*DIRECTIONS*. From the data below, return all lines holding the string "Compressive".

Collected data:
········

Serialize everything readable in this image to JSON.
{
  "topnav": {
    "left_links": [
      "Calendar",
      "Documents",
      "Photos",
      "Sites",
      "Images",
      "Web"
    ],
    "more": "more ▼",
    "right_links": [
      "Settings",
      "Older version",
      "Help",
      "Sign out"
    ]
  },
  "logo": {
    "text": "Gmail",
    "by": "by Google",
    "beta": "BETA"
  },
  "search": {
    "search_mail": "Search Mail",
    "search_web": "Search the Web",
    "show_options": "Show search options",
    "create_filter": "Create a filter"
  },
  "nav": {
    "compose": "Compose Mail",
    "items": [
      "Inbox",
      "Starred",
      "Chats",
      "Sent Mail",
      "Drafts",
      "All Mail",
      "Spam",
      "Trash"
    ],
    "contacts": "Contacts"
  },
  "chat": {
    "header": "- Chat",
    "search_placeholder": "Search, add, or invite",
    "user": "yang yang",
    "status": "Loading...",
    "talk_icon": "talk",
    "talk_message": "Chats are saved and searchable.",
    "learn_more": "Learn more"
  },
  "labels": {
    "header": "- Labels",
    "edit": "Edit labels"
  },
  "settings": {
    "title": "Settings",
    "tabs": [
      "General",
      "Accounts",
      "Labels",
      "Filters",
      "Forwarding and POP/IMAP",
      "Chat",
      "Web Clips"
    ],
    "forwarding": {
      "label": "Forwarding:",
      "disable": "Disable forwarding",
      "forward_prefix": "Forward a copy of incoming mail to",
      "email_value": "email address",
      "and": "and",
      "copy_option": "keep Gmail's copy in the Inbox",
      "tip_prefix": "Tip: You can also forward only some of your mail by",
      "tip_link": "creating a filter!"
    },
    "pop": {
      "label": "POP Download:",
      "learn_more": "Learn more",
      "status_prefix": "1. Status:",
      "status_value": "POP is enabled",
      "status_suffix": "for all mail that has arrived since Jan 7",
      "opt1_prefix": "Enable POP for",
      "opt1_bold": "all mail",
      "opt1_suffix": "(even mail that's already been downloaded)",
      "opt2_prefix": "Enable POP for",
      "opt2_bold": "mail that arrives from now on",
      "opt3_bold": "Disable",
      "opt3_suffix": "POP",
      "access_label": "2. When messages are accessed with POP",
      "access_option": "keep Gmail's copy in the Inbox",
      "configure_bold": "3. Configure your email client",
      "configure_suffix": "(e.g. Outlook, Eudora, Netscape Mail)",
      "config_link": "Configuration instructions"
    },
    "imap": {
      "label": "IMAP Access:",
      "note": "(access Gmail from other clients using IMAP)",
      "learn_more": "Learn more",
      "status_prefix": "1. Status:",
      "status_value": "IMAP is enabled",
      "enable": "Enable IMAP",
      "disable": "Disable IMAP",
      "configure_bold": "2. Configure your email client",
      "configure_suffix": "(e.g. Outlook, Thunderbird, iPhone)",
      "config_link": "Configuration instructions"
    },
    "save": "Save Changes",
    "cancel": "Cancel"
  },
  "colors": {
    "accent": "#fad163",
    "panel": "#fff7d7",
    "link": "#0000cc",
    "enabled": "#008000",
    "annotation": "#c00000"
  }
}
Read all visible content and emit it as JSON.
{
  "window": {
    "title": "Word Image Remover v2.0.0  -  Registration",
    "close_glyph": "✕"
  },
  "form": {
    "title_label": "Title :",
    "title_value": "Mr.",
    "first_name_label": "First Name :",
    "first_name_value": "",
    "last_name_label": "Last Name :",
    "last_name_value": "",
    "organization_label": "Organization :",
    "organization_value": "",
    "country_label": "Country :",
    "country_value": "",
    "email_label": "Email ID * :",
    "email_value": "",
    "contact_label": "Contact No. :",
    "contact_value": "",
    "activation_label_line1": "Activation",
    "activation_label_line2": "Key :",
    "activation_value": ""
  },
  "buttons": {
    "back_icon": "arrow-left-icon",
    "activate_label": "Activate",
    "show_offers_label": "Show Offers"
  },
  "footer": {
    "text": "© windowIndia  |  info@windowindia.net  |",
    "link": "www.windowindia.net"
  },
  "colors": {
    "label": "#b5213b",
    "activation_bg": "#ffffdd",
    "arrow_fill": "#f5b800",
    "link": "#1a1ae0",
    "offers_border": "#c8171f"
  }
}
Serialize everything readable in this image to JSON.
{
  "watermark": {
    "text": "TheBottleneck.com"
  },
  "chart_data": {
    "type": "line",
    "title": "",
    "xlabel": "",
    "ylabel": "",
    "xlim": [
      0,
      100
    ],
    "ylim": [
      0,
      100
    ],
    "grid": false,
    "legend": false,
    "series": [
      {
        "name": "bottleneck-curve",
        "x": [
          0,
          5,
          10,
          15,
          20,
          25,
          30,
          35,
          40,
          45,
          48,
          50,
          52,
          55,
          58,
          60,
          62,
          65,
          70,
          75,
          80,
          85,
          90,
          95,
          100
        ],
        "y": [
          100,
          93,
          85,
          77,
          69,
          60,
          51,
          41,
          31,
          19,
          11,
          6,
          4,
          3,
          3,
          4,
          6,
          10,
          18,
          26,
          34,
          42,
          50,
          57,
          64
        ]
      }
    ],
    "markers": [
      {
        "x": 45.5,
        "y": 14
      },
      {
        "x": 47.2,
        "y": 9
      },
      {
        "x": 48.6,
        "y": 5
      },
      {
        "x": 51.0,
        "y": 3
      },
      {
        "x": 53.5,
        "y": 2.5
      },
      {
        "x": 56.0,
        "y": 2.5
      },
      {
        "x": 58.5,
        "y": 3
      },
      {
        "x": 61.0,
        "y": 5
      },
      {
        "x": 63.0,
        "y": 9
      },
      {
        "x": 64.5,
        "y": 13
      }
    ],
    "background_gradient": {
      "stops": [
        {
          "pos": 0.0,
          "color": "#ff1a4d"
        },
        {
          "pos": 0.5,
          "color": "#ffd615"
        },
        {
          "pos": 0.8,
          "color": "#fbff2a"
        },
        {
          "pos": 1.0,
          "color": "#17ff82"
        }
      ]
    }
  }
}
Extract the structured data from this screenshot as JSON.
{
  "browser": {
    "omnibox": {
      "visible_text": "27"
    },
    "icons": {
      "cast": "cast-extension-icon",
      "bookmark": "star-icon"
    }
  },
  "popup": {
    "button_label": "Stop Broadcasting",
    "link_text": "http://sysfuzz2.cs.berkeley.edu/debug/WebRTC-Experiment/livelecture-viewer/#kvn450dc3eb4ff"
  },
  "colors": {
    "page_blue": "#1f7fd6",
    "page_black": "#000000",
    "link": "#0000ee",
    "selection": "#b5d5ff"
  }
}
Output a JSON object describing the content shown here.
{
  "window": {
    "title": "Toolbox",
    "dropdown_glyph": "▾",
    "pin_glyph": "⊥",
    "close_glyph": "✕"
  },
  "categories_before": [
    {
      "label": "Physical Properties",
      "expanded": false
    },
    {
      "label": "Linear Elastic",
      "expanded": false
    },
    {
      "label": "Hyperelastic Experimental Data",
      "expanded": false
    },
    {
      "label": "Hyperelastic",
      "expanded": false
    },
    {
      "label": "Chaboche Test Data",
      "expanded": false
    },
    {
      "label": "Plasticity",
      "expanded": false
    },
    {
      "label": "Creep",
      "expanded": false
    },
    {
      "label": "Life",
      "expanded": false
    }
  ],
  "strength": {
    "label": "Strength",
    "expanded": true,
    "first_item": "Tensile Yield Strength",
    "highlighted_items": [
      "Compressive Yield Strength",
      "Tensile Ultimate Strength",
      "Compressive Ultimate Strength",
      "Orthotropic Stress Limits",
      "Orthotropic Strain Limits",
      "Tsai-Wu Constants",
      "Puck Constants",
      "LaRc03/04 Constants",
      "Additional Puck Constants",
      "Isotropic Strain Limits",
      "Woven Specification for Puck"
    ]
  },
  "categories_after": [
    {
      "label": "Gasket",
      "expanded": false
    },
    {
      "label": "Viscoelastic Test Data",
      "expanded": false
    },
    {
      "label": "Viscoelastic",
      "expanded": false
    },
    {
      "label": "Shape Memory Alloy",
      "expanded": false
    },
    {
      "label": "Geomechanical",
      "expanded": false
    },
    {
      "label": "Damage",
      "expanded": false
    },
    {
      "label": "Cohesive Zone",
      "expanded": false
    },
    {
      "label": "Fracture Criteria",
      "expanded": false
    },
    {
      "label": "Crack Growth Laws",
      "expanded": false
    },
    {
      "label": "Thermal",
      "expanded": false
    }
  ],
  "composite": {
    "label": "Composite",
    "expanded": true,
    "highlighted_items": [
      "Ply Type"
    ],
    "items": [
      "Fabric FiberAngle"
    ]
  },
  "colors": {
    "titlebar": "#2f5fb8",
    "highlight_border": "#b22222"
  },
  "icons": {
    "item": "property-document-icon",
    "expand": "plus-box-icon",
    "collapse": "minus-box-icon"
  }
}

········

*TASK RESPONSE*.
      "Compressive Yield Strength",
      "Compressive Ultimate Strength",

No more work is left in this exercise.